● BRIEF
The line containing "What data populates" marks the start; repeat it and every following line exactly through the end of the entries.

---------- THE INPUT

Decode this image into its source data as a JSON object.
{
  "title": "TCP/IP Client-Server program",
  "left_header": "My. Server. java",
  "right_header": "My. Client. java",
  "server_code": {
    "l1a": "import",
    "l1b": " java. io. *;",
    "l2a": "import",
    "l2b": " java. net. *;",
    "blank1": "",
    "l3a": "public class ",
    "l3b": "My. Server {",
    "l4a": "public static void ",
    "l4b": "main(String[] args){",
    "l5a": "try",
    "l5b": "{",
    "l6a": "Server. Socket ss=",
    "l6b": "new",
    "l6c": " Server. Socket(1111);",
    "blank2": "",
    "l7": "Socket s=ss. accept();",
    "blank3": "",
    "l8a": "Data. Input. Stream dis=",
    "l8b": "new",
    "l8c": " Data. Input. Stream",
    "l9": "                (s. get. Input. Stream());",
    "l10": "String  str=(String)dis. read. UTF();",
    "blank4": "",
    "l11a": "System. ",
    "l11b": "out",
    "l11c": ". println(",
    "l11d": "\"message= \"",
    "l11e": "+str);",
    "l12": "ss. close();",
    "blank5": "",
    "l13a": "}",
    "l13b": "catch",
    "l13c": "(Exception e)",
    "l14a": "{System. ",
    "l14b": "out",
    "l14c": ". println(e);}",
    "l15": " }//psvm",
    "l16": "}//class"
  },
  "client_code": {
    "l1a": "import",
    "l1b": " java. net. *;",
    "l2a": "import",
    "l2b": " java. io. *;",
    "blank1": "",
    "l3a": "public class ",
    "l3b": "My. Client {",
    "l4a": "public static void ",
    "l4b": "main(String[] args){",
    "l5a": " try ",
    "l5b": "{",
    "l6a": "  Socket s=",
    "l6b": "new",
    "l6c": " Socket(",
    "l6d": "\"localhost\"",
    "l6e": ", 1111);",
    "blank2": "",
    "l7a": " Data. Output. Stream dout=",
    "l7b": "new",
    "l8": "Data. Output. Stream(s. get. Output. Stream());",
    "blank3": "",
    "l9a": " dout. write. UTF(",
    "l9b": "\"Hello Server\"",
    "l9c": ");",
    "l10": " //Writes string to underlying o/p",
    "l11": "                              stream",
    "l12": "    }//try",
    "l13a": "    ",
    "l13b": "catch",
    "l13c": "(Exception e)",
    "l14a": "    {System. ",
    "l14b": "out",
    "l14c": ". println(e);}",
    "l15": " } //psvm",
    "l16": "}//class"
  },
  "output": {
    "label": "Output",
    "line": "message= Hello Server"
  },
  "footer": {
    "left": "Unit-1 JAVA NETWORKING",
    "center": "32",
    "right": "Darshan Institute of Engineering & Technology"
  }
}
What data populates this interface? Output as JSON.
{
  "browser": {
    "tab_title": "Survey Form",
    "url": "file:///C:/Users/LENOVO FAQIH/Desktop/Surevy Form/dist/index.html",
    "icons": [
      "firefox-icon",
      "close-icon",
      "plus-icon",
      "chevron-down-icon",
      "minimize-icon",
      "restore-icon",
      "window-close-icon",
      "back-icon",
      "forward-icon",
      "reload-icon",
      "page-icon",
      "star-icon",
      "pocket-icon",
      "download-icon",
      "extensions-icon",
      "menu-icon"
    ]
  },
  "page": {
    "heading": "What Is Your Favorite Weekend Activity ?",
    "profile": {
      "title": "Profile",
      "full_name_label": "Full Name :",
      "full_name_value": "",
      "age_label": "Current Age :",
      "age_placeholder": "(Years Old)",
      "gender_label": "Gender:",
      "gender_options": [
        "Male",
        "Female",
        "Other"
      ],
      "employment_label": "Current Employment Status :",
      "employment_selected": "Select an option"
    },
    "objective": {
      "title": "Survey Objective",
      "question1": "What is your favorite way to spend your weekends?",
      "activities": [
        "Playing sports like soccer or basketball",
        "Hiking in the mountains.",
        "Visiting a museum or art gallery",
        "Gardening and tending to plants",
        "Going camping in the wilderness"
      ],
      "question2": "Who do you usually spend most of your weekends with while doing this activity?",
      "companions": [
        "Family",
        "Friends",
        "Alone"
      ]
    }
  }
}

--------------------

● RESULT OF THIS TASK
What data populates this interface? Output as JSON.
{
  "browser": {
    "tab_title": "Survey Form",
    "url": "file:///C:/Users/LENOVO FAQIH/Desktop/Surevy Form/dist/index.html",
    "icons": [
      "firefox-icon",
      "close-icon",
      "plus-icon",
      "chevron-down-icon",
      "minimize-icon",
      "restore-icon",
      "window-close-icon",
      "back-icon",
      "forward-icon",
      "reload-icon",
      "page-icon",
      "star-icon",
      "pocket-icon",
      "download-icon",
      "extensions-icon",
      "menu-icon"
    ]
  },
  "page": {
    "heading": "What Is Your Favorite Weekend Activity ?",
    "profile": {
      "title": "Profile",
      "full_name_label": "Full Name :",
      "full_name_value": "",
      "age_label": "Current Age :",
      "age_placeholder": "(Years Old)",
      "gender_label": "Gender:",
      "gender_options": [
        "Male",
        "Female",
        "Other"
      ],
      "employment_label": "Current Employment Status :",
      "employment_selected": "Select an option"
    },
    "objective": {
      "title": "Survey Objective",
      "question1": "What is your favorite way to spend your weekends?",
      "activities": [
        "Playing sports like soccer or basketball",
        "Hiking in the mountains.",
        "Visiting a museum or art gallery",
        "Gardening and tending to plants",
        "Going camping in the wilderness"
      ],
      "question2": "Who do you usually spend most of your weekends with while doing this activity?",
      "companions": [
        "Family",
        "Friends",
        "Alone"
      ]
    }
  }
}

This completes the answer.